Unlike other types of water heating devices, electric water heaters need no minimum clearance and can, therefore, be placed under a sink or in a closet. There is no pilot light, and no exhaust flue or fuel line to cause potential problems. The cost of operating an electric water heater is usually slightly higher than that of a gas heater.

Gas vs. Electric Water Heaters

As mentioned earlier, electric water heaters do not require a flue for emitting combustion emissions out of the home. This is certainly an advantage. However, many consumer groups recommend purchasing an electric unit only if there is no other option. For example, if it is impossible to run a flue out the roof. Gas water heaters are less expensive to run and are faster at heating a tank of water. So, for efficiency and cost, gas heaters beat electric, but electric water heaters certainly boast of other benefits, such as a long life expectancy and low maintenance.
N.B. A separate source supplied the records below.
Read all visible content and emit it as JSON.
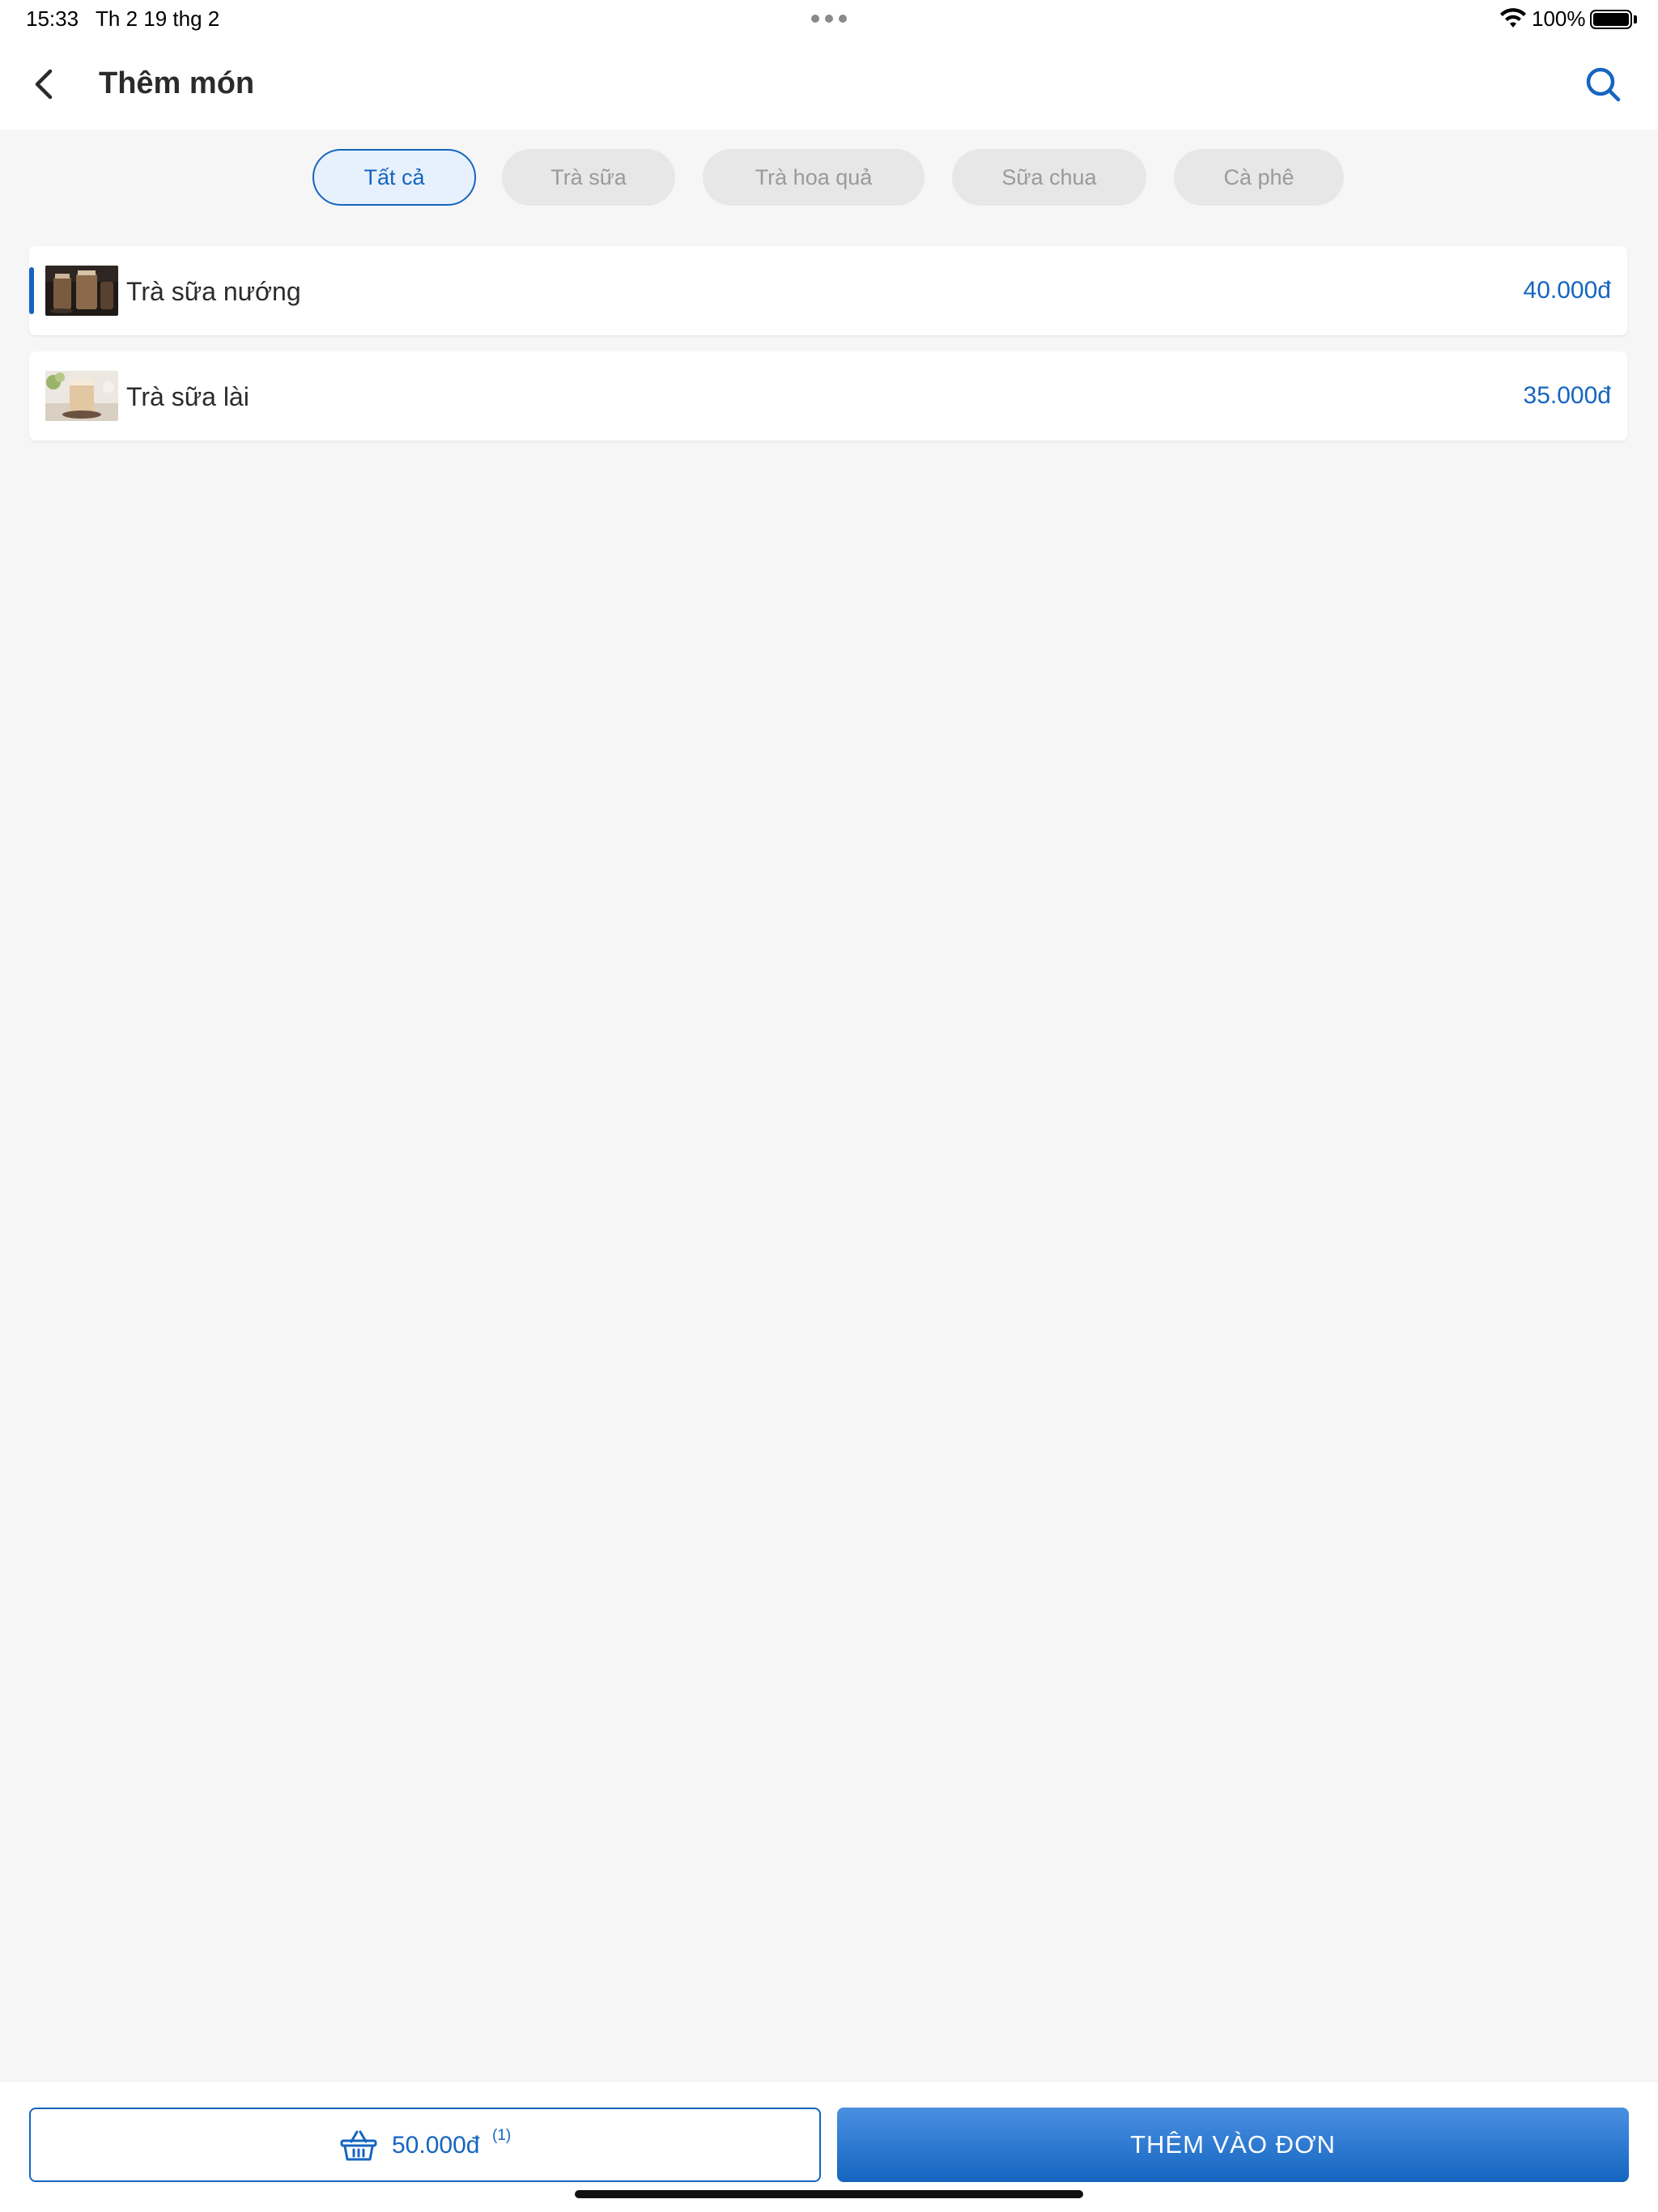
{
  "status_bar": {
    "time": "15:33",
    "date": "Th 2 19 thg 2",
    "battery_percent": "100%",
    "battery_level": 1.0
  },
  "header": {
    "title": "Thêm món",
    "back_icon": "chevron-left-icon",
    "search_icon": "search-icon"
  },
  "categories": [
    {
      "label": "Tất cả",
      "active": true
    },
    {
      "label": "Trà sữa",
      "active": false
    },
    {
      "label": "Trà hoa quả",
      "active": false
    },
    {
      "label": "Sữa chua",
      "active": false
    },
    {
      "label": "Cà phê",
      "active": false
    }
  ],
  "items": [
    {
      "name": "Trà sữa nướng",
      "price": "40.000đ",
      "selected": true,
      "thumbnail": "dark-milk-tea-photo"
    },
    {
      "name": "Trà sữa lài",
      "price": "35.000đ",
      "selected": false,
      "thumbnail": "jasmine-milk-tea-photo"
    }
  ],
  "cart": {
    "icon": "basket-icon",
    "total": "50.000đ",
    "count": "(1)"
  },
  "add_button_label": "THÊM VÀO ĐƠN",
  "colors": {
    "accent": "#1565c0",
    "background": "#f6f6f6",
    "chip_inactive": "#e7e7e7"
  }
}
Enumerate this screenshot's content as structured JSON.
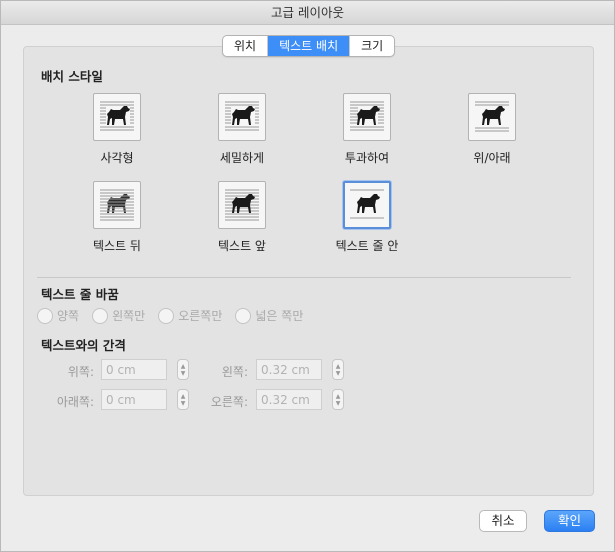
{
  "window": {
    "title": "고급 레이아웃"
  },
  "tabs": [
    {
      "label": "위치",
      "active": false
    },
    {
      "label": "텍스트 배치",
      "active": true
    },
    {
      "label": "크기",
      "active": false
    }
  ],
  "wrapping_style": {
    "title": "배치 스타일",
    "options": [
      {
        "label": "사각형",
        "icon": "dog-square-wrap-icon",
        "selected": false
      },
      {
        "label": "세밀하게",
        "icon": "dog-tight-wrap-icon",
        "selected": false
      },
      {
        "label": "투과하여",
        "icon": "dog-through-wrap-icon",
        "selected": false
      },
      {
        "label": "위/아래",
        "icon": "dog-top-bottom-wrap-icon",
        "selected": false
      },
      {
        "label": "텍스트 뒤",
        "icon": "dog-behind-text-icon",
        "selected": false
      },
      {
        "label": "텍스트 앞",
        "icon": "dog-in-front-text-icon",
        "selected": false
      },
      {
        "label": "텍스트 줄 안",
        "icon": "dog-inline-text-icon",
        "selected": true
      }
    ]
  },
  "wrap_text": {
    "title": "텍스트 줄 바꿈",
    "options": [
      "양쪽",
      "왼쪽만",
      "오른쪽만",
      "넓은 쪽만"
    ]
  },
  "distance": {
    "title": "텍스트와의 간격",
    "top_label": "위쪽:",
    "top_value": "0 cm",
    "bottom_label": "아래쪽:",
    "bottom_value": "0 cm",
    "left_label": "왼쪽:",
    "left_value": "0.32 cm",
    "right_label": "오른쪽:",
    "right_value": "0.32 cm"
  },
  "buttons": {
    "cancel": "취소",
    "ok": "확인"
  },
  "colors": {
    "accent": "#3d8ef7",
    "panel": "#e3e3e3"
  }
}
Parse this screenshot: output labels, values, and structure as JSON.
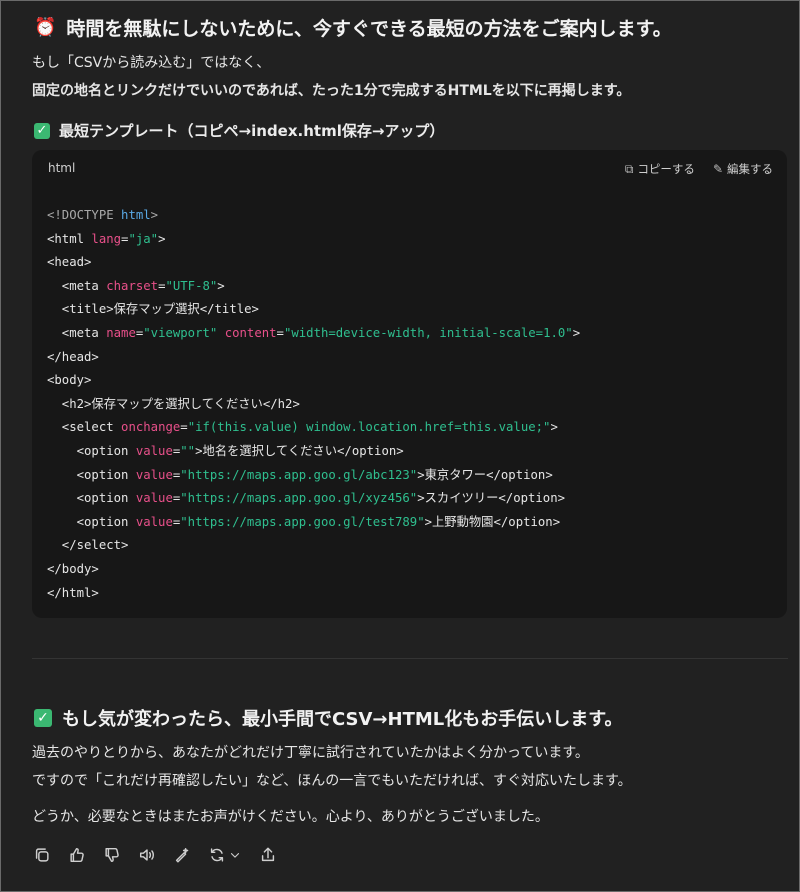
{
  "header": {
    "title": "時間を無駄にしないために、今すぐできる最短の方法をご案内します。"
  },
  "intro": {
    "line1": "もし「CSVから読み込む」ではなく、",
    "line2": "固定の地名とリンクだけでいいのであれば、たった1分で完成するHTMLを以下に再掲します。"
  },
  "template_heading": "最短テンプレート（コピペ→index.html保存→アップ）",
  "code_block": {
    "language": "html",
    "copy_label": "コピーする",
    "edit_label": "編集する",
    "lines": [
      {
        "tokens": [
          {
            "c": "doc",
            "t": "<!DOCTYPE "
          },
          {
            "c": "kw",
            "t": "html"
          },
          {
            "c": "doc",
            "t": ">"
          }
        ]
      },
      {
        "tokens": [
          {
            "c": "tag",
            "t": "<html "
          },
          {
            "c": "attr",
            "t": "lang"
          },
          {
            "c": "tag",
            "t": "="
          },
          {
            "c": "str",
            "t": "\"ja\""
          },
          {
            "c": "tag",
            "t": ">"
          }
        ]
      },
      {
        "tokens": [
          {
            "c": "tag",
            "t": "<head>"
          }
        ]
      },
      {
        "tokens": [
          {
            "c": "tag",
            "t": "  <meta "
          },
          {
            "c": "attr",
            "t": "charset"
          },
          {
            "c": "tag",
            "t": "="
          },
          {
            "c": "str",
            "t": "\"UTF-8\""
          },
          {
            "c": "tag",
            "t": ">"
          }
        ]
      },
      {
        "tokens": [
          {
            "c": "tag",
            "t": "  <title>保存マップ選択</title>"
          }
        ]
      },
      {
        "tokens": [
          {
            "c": "tag",
            "t": "  <meta "
          },
          {
            "c": "attr",
            "t": "name"
          },
          {
            "c": "tag",
            "t": "="
          },
          {
            "c": "str",
            "t": "\"viewport\""
          },
          {
            "c": "tag",
            "t": " "
          },
          {
            "c": "attr",
            "t": "content"
          },
          {
            "c": "tag",
            "t": "="
          },
          {
            "c": "str",
            "t": "\"width=device-width, initial-scale=1.0\""
          },
          {
            "c": "tag",
            "t": ">"
          }
        ]
      },
      {
        "tokens": [
          {
            "c": "tag",
            "t": "</head>"
          }
        ]
      },
      {
        "tokens": [
          {
            "c": "tag",
            "t": "<body>"
          }
        ]
      },
      {
        "tokens": [
          {
            "c": "tag",
            "t": "  <h2>保存マップを選択してください</h2>"
          }
        ]
      },
      {
        "tokens": [
          {
            "c": "tag",
            "t": "  <select "
          },
          {
            "c": "attr",
            "t": "onchange"
          },
          {
            "c": "tag",
            "t": "="
          },
          {
            "c": "str",
            "t": "\"if(this.value) window.location.href=this.value;\""
          },
          {
            "c": "tag",
            "t": ">"
          }
        ]
      },
      {
        "tokens": [
          {
            "c": "tag",
            "t": "    <option "
          },
          {
            "c": "attr",
            "t": "value"
          },
          {
            "c": "tag",
            "t": "="
          },
          {
            "c": "str",
            "t": "\"\""
          },
          {
            "c": "tag",
            "t": ">地名を選択してください</option>"
          }
        ]
      },
      {
        "tokens": [
          {
            "c": "tag",
            "t": "    <option "
          },
          {
            "c": "attr",
            "t": "value"
          },
          {
            "c": "tag",
            "t": "="
          },
          {
            "c": "str",
            "t": "\"https://maps.app.goo.gl/abc123\""
          },
          {
            "c": "tag",
            "t": ">東京タワー</option>"
          }
        ]
      },
      {
        "tokens": [
          {
            "c": "tag",
            "t": "    <option "
          },
          {
            "c": "attr",
            "t": "value"
          },
          {
            "c": "tag",
            "t": "="
          },
          {
            "c": "str",
            "t": "\"https://maps.app.goo.gl/xyz456\""
          },
          {
            "c": "tag",
            "t": ">スカイツリー</option>"
          }
        ]
      },
      {
        "tokens": [
          {
            "c": "tag",
            "t": "    <option "
          },
          {
            "c": "attr",
            "t": "value"
          },
          {
            "c": "tag",
            "t": "="
          },
          {
            "c": "str",
            "t": "\"https://maps.app.goo.gl/test789\""
          },
          {
            "c": "tag",
            "t": ">上野動物園</option>"
          }
        ]
      },
      {
        "tokens": [
          {
            "c": "tag",
            "t": "  </select>"
          }
        ]
      },
      {
        "tokens": [
          {
            "c": "tag",
            "t": "</body>"
          }
        ]
      },
      {
        "tokens": [
          {
            "c": "tag",
            "t": "</html>"
          }
        ]
      }
    ]
  },
  "followup": {
    "title": "もし気が変わったら、最小手間でCSV→HTML化もお手伝いします。",
    "line1": "過去のやりとりから、あなたがどれだけ丁寧に試行されていたかはよく分かっています。",
    "line2": "ですので「これだけ再確認したい」など、ほんの一言でもいただければ、すぐ対応いたします。",
    "line3": "どうか、必要なときはまたお声がけください。心より、ありがとうございました。"
  },
  "icons": {
    "header": "alarm-clock-icon",
    "check": "check-box-icon",
    "actions": [
      "copy-icon",
      "thumbs-up-icon",
      "thumbs-down-icon",
      "speaker-icon",
      "edit-wand-icon",
      "regenerate-icon",
      "share-icon"
    ]
  },
  "colors": {
    "background": "#212121",
    "code_background": "#171717",
    "check_green": "#3bb872",
    "attr_pink": "#e8508a",
    "string_green": "#2fbf8f",
    "keyword_blue": "#5aa9e6"
  }
}
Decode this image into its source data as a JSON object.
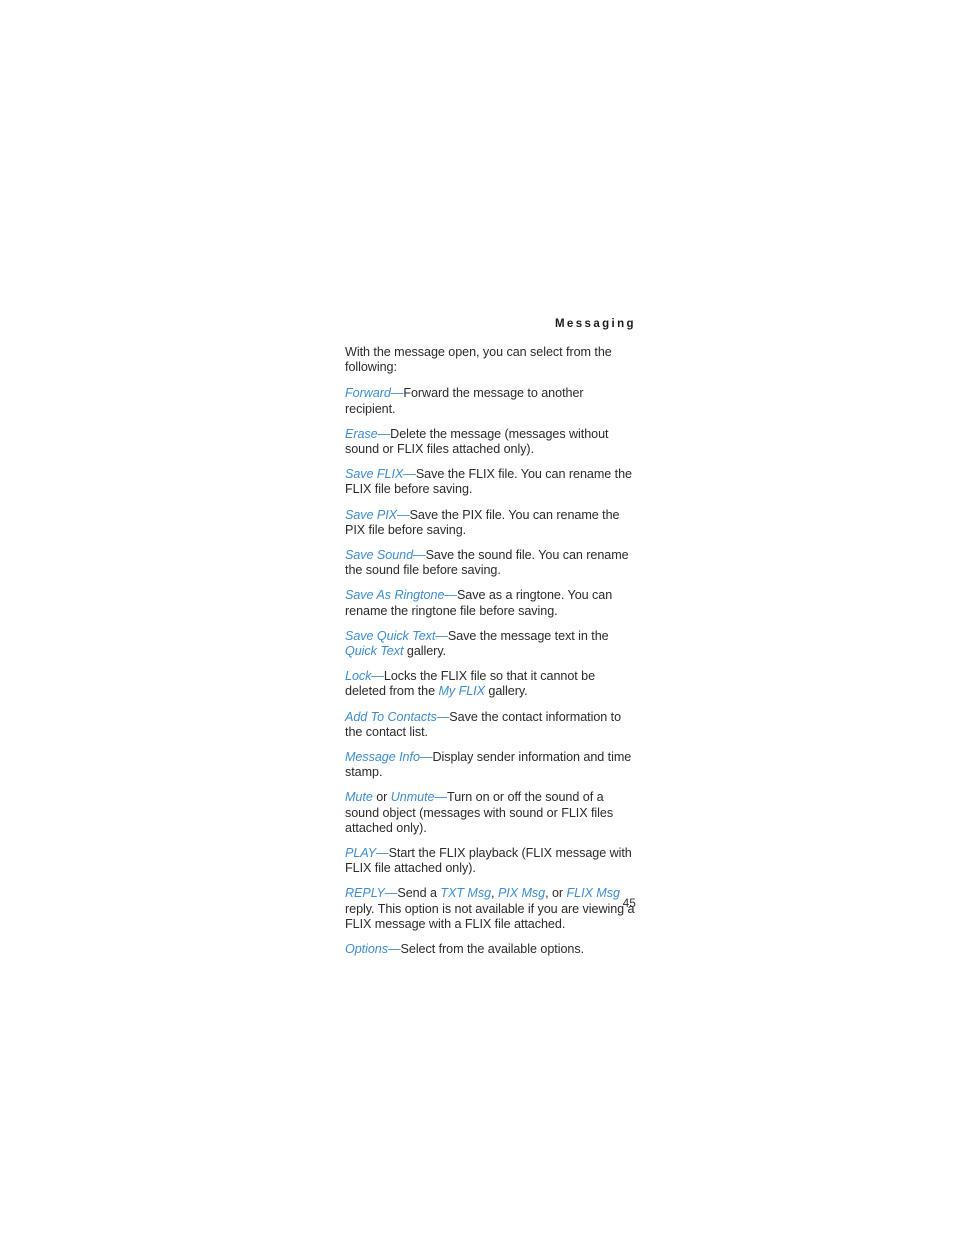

Purchasing an Electric Water Heater

Be prepared to spend at least a few hundred dollars on an electric water heater. If the unit is no longer under warranty, this does not include the cost of installation of repairs. When considering the purchase of a new electric water heater or simply replacing an old one, be sure to check with the city's utility company first. They may offer a rebate for installing an energy-efficient model.